But that is simply my personal opinion. A Friendly AI programmer does not get to decide whether Friendliness manifests in an individual human-level AI trying to do good, or in an AI who becomes the operating system of a polis, or in an AI who becomes the Sysop of human space. A Friendly AI programmer does not even get to decide whether the Sysop Scenario is a good idea; Sysop / nonSysop scenarios are not moral primitives. They are, formally and intuitively, subgoal content: The desirability of a Sysop Scenario is contingent on its predicted outcome. If someone demonstrated that neither the "flipping through the deck" nor the "hell polis" problems existed - or that a Sysop Scenario wouldn't help - then that would remove the underlying reason why I think the Sysop Scenario is a consequence of normative altruism. Similarly, most of the people who come down on the nonSysop side of the issue do so because of testable statements about the consequences of uniformity; that is, their indictment of the Sysop Scenario is contingent upon its predicted outcome. Whether the Transition Guide favors a Sysop Scenario or a "Coalition of Polises" is not a decision made by Friendship programmers. It is a consequence of moral primitives plus facts that may still be unknown to us.

Thanks for the reference. I

Thanks for the reference. I think the main point of contention I'd raise is that I don't think it can simply be asserted that an "evil aggressor AI" will be able to dominate the post-Singularity landscape. Why will an evil AI be so successful when the general trend of history has been to make "evil" (non-cooperative, roughly) strategies less and less viable?

I don't mean to accuse all transhumanists of being naive on these matters, though. I didn't pay close attention to Yudkowsky's fun theory series, but I never had the impression that he made overly-narrow assumptions about what transhuman desires and motivations would end up looking like.

I don't read Yudkowsky as

I don't read Yudkowsky as claiming that an evil aggresssor AI would dominate the landscape, only that it would dominate "everyone in the Solar System who isn't behind the impregnable defenses of an existing [friendly] superintelligence." Which is why he suspects that a Friendly AI, if implemented first, would use its first mover advantage to prevent the development of evil aggressor AIs.

Why will an evil AI be so successful when the general trend of history has been to make "evil" (non-cooperative, roughly) strategies less and less viable?

It's not a question of motives, it's a question of power. The only thing that can stop an evil superintelligence is a friendly superintelligence; regular humans with normal levels of intelligence are irrelevant. And one of the recurring themes Yudkowsky makes in that same paper is the importance of avoiding anthropomorphic thinking about non-human intelligences. General trends of human history involving selfish and cooperative evolutionary strategies simply don't apply to artificial intelligences, except to the extent that they are programmed that way.

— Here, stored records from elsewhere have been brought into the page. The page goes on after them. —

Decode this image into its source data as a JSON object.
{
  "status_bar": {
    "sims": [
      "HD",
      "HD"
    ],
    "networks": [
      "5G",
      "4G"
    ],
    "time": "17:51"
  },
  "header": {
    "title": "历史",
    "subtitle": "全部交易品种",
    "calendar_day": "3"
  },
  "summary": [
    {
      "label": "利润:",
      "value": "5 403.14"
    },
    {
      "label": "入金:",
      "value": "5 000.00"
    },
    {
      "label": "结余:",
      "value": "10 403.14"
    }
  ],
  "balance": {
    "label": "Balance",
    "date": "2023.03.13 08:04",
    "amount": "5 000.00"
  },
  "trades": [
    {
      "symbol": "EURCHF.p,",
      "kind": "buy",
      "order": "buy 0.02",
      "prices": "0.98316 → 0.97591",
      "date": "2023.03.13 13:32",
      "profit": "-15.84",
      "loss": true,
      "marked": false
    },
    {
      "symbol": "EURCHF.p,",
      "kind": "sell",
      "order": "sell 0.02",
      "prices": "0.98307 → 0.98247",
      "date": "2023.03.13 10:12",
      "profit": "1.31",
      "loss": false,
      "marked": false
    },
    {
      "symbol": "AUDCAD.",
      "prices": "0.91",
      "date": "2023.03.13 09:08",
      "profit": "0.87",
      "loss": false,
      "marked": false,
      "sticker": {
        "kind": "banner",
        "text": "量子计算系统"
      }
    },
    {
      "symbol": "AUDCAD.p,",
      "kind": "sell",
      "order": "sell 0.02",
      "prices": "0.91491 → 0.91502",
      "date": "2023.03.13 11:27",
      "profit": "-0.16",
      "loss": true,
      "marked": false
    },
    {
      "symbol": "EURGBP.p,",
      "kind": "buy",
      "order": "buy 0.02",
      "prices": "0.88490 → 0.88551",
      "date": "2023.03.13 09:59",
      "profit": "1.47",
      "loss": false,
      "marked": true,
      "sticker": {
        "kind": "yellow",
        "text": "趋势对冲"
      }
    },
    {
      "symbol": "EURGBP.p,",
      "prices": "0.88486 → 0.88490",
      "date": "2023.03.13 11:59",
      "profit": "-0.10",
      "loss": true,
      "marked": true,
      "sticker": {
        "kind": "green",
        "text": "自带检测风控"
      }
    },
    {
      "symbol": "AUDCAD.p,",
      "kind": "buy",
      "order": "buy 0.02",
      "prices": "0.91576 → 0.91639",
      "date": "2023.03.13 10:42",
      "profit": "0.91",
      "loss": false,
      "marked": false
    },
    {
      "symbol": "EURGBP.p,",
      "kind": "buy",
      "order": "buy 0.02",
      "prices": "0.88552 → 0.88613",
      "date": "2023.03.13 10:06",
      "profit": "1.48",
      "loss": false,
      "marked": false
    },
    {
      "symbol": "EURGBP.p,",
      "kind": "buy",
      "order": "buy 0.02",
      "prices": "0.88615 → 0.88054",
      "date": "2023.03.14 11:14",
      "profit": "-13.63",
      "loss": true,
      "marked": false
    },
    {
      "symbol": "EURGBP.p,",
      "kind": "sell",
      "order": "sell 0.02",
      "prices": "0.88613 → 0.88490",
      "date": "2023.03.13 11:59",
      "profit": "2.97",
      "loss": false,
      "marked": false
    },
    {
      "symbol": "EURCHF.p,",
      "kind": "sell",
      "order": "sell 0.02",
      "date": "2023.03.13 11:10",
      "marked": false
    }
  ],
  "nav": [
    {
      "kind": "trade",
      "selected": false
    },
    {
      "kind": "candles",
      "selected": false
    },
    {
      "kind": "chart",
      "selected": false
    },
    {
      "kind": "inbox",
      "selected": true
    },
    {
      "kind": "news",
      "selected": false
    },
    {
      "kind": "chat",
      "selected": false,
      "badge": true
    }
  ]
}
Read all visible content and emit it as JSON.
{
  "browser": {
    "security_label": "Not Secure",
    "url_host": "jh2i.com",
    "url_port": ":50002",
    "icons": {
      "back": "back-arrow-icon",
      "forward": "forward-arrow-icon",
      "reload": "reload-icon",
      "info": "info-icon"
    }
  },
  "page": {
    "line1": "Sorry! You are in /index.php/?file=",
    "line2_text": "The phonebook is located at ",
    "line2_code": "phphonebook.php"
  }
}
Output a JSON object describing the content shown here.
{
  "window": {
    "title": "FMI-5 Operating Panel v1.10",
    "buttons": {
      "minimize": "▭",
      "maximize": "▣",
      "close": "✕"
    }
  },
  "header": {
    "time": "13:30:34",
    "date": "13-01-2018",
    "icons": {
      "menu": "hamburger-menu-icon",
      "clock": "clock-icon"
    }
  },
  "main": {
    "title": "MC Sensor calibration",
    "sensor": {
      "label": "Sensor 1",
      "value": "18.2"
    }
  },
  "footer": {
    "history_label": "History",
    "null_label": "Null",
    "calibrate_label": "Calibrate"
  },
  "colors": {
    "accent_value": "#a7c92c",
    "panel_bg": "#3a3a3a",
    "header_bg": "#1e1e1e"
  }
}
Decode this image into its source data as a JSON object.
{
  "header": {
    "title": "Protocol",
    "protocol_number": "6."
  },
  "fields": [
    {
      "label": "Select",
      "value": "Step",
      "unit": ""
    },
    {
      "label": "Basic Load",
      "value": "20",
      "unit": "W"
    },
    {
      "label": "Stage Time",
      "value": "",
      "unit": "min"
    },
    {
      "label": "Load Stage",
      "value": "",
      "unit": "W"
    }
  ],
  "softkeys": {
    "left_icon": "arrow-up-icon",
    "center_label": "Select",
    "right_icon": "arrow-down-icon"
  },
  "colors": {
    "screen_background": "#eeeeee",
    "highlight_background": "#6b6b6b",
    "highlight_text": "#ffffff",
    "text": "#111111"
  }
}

The smart transhumanists & the sheep

There are plenty of transhumanists who are just rah-rah tech is good. But there are also some very smart transhumanists who have thought quite a lot about the possible consequences of new technology.